Paul enjoyed his Christian liberty to the full. Never was a Christian more thoroughly emancipated than he from un-Christian inhibitions and taboos. So completely was he emancipated from spiritual bondage that he was not even in bondage to his emancipation. He conformed to the Jewish way of life when he was in Jewish society as cheerfully as he went along with Gentile ways when he was living with Gentiles. The interests of the gospel and the highest well-being of men and women were paramount considerations with him; to these he subordinated everything else.

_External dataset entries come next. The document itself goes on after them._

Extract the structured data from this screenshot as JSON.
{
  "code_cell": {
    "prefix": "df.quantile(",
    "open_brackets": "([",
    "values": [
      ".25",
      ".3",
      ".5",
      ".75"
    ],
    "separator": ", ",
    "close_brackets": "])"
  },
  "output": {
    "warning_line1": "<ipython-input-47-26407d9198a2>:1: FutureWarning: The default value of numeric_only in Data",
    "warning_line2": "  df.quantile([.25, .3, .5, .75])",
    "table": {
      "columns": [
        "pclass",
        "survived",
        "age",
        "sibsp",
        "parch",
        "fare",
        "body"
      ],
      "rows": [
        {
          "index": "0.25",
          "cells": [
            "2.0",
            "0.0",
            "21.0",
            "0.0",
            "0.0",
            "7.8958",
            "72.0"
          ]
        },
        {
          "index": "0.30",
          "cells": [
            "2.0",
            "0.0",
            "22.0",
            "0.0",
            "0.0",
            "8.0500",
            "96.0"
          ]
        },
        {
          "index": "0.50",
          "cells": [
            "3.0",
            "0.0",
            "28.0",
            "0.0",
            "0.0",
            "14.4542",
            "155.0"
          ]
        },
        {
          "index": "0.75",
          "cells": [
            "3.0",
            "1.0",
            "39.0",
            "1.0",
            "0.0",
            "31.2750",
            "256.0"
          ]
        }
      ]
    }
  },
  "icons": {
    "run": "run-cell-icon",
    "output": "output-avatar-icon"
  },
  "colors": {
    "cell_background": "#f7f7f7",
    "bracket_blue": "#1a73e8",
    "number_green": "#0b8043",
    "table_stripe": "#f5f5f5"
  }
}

What is to be done when Christians of such different convictions find themselves in the same fellowship? Must they start to thrash the matter out, one side determined to convert the other? No, says Paul; let each one be satisfied in his own mind and conscience. Those who enjoy greater liberty must not despise others as being spiritually immature; those who have conscientious scruples must not criticize their fellow-Christians for doing what they themselves would not do. Each Christian is the servant of Christ; it is to Christ that each is accountable, both here and hereafter.